Like most projects that depict an accident or trauma that is revisited by a survivor, the story teases the actual moment sporadically until the ending when it all comes together. Likewise, Eastwood begins the movie in the air as the now familiar plane hurdles out of the sky and into a valley of tall buildings before erupting into a fireball, forcing Sully of course, to wake up from his nightmare. It will be one of a few, both while sleeping and in quiet personal reflection that reveal how the event affected the captain in the days following, hinting at an entirely plausible sense of doubt about how his actions might have had a very different outcome.
That the real life event lasted a mere 208 seconds after the bird strike and then 24 minutes after for all passengers and crew to be safely accounted for is an important narrative point as well, and Eastwood makes sure to shine a good light on those that came to the sinking plane’s rescue, but to be sure, this is Sully’s story. Yet, truthfully, we don’t feel that much closer to the humble and charming man. We get two flashbacks to what are relative moments in his life, each framed and filmed in rather obvious “look how these mirror the future” ways. Neither provide any great depth to the character nor really give any more weight to convincing us that Sully wasn’t the right man for the job that day. They feel perfunctory and a bit false, but are thankfully brief.
More distracting though is the entirely wasted Laura Linney as Sully’s exasperated wife Lorraine, who literally spends the whole of her performance on the phone. These moments are sadly vapid and do nothing to support the Sully character. Linney is a remarkable talent, one that Eastwood has given much better attention to before, but not here. Still, she fares better than the actual passengers of Flight 1549, all of whom seem angelic, with special attention given to three men who race to the plane as if they were Jack and Fabrizio running for the Titanic, the irony painted with a heavy hand. On board, all are smiling, pleasant passengers, where even a restless baby is utterly welcomed by the man seated next him. True or not, there is a feeling that the producers want no issue concerning the people Sully saved.
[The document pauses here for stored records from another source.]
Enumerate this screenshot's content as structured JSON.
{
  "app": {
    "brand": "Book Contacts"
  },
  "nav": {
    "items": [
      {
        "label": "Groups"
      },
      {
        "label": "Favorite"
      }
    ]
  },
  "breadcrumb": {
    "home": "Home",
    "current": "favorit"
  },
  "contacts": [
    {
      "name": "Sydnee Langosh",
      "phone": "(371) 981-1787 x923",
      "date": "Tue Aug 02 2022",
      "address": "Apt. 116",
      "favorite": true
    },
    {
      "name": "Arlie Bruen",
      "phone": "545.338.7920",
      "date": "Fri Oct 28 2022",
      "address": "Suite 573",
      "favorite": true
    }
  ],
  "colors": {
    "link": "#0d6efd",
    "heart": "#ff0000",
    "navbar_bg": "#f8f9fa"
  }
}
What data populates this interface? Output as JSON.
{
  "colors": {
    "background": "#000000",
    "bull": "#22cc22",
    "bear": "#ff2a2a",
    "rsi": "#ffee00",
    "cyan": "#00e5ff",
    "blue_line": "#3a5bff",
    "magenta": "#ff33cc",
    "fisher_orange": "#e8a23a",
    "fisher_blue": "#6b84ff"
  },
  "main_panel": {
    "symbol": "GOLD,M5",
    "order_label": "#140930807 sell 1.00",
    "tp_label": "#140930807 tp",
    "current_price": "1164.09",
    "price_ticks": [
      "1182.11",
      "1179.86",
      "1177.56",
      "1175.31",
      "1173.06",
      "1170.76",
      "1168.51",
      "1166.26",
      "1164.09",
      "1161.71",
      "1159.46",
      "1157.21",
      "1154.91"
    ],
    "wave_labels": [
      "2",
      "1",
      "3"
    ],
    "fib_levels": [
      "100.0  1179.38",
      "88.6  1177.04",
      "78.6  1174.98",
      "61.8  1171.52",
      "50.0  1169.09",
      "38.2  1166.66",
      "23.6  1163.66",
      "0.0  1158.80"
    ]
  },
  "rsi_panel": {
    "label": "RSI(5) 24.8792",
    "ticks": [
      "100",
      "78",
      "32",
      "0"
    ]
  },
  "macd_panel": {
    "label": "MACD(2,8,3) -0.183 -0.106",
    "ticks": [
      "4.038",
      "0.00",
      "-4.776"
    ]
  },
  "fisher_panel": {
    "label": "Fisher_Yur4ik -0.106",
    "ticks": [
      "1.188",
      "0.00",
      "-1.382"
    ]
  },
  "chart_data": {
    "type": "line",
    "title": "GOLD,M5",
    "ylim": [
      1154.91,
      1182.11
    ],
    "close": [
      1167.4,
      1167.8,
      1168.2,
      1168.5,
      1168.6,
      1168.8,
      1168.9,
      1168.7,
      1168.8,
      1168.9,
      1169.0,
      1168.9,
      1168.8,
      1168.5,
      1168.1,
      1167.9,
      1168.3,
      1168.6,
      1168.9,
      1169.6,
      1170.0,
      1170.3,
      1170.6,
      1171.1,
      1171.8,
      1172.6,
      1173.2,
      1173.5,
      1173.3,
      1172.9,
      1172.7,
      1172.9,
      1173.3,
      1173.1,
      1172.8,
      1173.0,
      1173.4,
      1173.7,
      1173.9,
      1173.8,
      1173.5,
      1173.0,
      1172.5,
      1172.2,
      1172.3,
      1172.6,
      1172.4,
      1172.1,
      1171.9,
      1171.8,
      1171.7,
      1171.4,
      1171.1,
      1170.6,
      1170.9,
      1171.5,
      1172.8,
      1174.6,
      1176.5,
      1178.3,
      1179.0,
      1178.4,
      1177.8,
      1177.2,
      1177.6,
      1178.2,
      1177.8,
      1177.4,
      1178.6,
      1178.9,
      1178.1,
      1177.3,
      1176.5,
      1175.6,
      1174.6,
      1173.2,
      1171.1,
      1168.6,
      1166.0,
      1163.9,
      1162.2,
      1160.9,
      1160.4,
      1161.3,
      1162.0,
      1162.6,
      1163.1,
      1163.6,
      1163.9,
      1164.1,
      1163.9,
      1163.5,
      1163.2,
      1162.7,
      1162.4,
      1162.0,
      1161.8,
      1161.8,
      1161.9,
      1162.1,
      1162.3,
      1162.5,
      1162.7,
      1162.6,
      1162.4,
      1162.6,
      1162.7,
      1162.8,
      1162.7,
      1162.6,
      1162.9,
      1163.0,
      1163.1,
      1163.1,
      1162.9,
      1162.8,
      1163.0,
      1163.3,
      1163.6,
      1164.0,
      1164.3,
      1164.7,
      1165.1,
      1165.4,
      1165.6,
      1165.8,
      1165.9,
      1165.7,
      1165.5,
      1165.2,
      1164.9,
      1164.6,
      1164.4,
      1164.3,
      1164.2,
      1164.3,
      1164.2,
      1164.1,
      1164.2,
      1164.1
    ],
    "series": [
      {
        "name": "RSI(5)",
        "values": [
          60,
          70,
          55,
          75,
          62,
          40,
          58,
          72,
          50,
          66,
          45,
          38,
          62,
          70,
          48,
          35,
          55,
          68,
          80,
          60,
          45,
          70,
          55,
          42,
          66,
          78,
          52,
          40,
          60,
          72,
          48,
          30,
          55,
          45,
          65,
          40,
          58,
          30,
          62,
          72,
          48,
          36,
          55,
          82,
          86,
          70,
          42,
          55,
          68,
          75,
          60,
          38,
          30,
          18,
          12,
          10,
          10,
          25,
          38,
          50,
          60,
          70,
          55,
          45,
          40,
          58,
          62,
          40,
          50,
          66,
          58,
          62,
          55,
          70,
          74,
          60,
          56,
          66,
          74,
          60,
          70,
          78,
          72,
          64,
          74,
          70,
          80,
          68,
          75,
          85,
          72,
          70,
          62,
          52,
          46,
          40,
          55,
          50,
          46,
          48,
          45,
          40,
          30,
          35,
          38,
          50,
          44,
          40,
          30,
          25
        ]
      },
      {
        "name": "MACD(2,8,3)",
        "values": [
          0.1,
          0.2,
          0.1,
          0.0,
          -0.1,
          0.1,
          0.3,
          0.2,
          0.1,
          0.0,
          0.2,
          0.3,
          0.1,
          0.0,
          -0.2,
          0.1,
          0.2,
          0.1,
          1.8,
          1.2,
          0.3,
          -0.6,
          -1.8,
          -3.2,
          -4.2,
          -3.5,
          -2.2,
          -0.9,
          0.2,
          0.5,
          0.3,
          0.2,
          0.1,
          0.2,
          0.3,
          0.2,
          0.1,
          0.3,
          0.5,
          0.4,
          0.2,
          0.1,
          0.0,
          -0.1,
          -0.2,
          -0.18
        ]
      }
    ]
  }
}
That aside, there is no blemishing how well Hanks keeps this afloat, no pun intended. By this point in his career, it’s impossible not to see Hanks in his performances, a gift he was so easily able to do in earlier films, but surprisingly, the fact that it is Hanks we are looking at somehow makes him more believable. Like a Pavlovian response, we see his face and kind of settle in, knowing whatever we are about to see will be affecting. Such is the case here as well, and Hanks once again delivers. But so too does Aaron Eckert playing co-pilot Jeff Skiles, in a subtle but amusing role that gives humor and humanity to the two-sided coin that these two men are part of.
While there are moments that feel a little manipulative, staged for maximum emotional impact, it manages to work for the most part. The depiction of the landing is also handled well, purposefully devoid of over-drama, almost like an analytic simulation, and it’s the right choice, the final moments of the rescue layered with a few soft musical tones to accentuate the spirited nature of a people who come together when the worst strikes, something the city knows all too well.
Sully is not a sweeping biography with epic adventure and probing questions. It is a brief, tightly made and sharply pointed story about a man who, as he flatly states, was just doing his job. You won’t learn much about him you don’t already know but that’s not the point. You will appreciate him though.
Director: Clint Eastwood
Writers: Todd Komarnicki (screenplay), Chesley Sullenberger (book)
Stars: Tom Hanks, Aaron Eckhart, Laura Linney